Sami Yousafzai on the girl who refused to be scared into silence.
A courageously outspoken 14-year-old is fighting for her life in Pakistan tonight. Malala Yousafzai was shot in the head and the neck by unidentified gunmen on her way home from school today in Mingora, the largest city in the Swat Valley. The Pakistani Taliban quickly claimed responsibility for the attack. Ihsanullah Ihsan, a spokesman for the militants’ umbrella group, the Tehrik-i-Taliban Pakistan (TTP), told reporters in Peshawar that she was targeted for her anti-Taliban views. Two of her schoolmates were also injured in the attack.
Wounded Malala Yousafzai being transported to Peshawar, Pakistan, Oct. 9, 2012. (EPA-Landov)
Yousafzai (a common tribal name among the Pashtun, both in Swat and in my native Afghanistan) was airlifted from Mingora to Peshawar’s Combined Military Hospital. Bashir Bilour, the chief minister of Khyber-Pakhtunkhwa province, spoke to reporters outside the hospital, denouncing the attacks as inhuman and un-Islamic. The girl’s condition seemed to be stable, he said, and she was responsive when doctors asked that she show her tongue and blink her eyes.
Nevertheless, he said, the next 10 days will be critical. After examining her thoroughly, the medical team informed the government that a bullet was lodged in her neck and was moving slowly toward her spinal cord. At this point swelling in her skull makes surgery impossible, the doctors say: the best chance of saving her life is to put her aboard an air ambulance and send her out of the country for expert treatment.
Malala Yousafzai campaigns for women’s rights.
A 14-year-old girl who has campaigned for women’s rights in Pakistan was shot on her way home from school in the country’s northwestern Swat region on Tuesday. Malala Yousafzai was nominated for an international peace award after she published her diary in 2009 about her life under the Taliban, who have since been ejected from the region. It’s unclear if Yousafzai was targeted in the attack. Initial reports said her injuries are not life-threatening.
In 2009, New York Times reporter Adam B. Ellick travelled to Swat Valley, Pakistan, to profile Malala Yousafzai on the day before the Taliban closed her school. Malala was shot last Tuesday, and is recovering.
I told my kids—and you should too: Girls’ education is under threat in Pakistan, Afghanistan, and around the world. It’s time we all took a stand. By Angelina Jolie. Plus: Here’s how you can help.
As millions mark Malala Day, we must take this opportunity to guarantee access to education for all young girls by 2015.
Abigail Pesta, editorial director of Women in the World, and Kim Azzarelli, President of Women in the World Foundation, discuss Angelina Jolie's moving column on the attempted murder of Malala Yousafzai, who was shot by the Taliban for promoting girls' education.
Nawaz Sharif, Pakistan’s former prime minister, once faced possible execution. Now he will return to the nation’s highest office. Bruce Riedel on the inside story of Sharif’s odyssey.
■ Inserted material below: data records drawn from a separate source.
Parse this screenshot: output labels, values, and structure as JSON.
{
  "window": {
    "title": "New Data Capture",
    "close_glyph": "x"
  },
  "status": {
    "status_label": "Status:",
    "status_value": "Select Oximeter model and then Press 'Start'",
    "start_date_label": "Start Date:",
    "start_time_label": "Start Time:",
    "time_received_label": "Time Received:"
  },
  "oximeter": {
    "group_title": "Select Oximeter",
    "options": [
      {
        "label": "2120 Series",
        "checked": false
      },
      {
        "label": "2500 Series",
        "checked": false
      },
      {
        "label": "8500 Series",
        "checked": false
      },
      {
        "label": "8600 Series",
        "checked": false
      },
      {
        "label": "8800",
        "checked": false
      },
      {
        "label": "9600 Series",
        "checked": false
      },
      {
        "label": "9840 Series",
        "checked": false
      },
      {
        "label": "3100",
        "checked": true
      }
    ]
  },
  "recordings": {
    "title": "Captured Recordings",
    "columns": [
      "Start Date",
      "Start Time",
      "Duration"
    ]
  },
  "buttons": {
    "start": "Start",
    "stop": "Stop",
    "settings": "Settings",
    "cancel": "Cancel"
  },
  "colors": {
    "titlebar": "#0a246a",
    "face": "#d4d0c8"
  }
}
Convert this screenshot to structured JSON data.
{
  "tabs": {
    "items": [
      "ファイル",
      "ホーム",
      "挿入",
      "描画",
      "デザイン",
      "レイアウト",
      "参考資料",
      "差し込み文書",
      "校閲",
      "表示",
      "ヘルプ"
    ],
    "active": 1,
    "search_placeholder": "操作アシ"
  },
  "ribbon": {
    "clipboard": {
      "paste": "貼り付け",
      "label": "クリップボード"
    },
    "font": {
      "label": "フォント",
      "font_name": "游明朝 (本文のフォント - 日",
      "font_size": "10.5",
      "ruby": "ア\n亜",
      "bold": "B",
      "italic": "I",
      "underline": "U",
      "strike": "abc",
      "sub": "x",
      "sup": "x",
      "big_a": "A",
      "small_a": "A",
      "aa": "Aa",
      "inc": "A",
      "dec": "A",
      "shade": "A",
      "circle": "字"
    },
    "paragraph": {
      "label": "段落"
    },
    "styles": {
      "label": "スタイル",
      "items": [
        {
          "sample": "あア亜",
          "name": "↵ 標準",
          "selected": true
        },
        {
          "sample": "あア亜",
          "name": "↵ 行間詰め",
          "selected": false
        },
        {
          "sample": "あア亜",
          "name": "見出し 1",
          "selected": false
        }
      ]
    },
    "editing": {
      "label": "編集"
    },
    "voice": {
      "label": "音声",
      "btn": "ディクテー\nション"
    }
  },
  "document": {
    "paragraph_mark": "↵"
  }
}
Malala Yousafzai, the teenage Pakistani activist who was shot last week by the Taliban and is now fighting for her life, has captivated the world with her heroic campaign for women's rights-but she isn't alone in her efforts. Documentarian Sharmeen Obaid-Chinoy sat down with The Daily Beast to discuss the growing movement of women trying to 'change the narrative' in her country.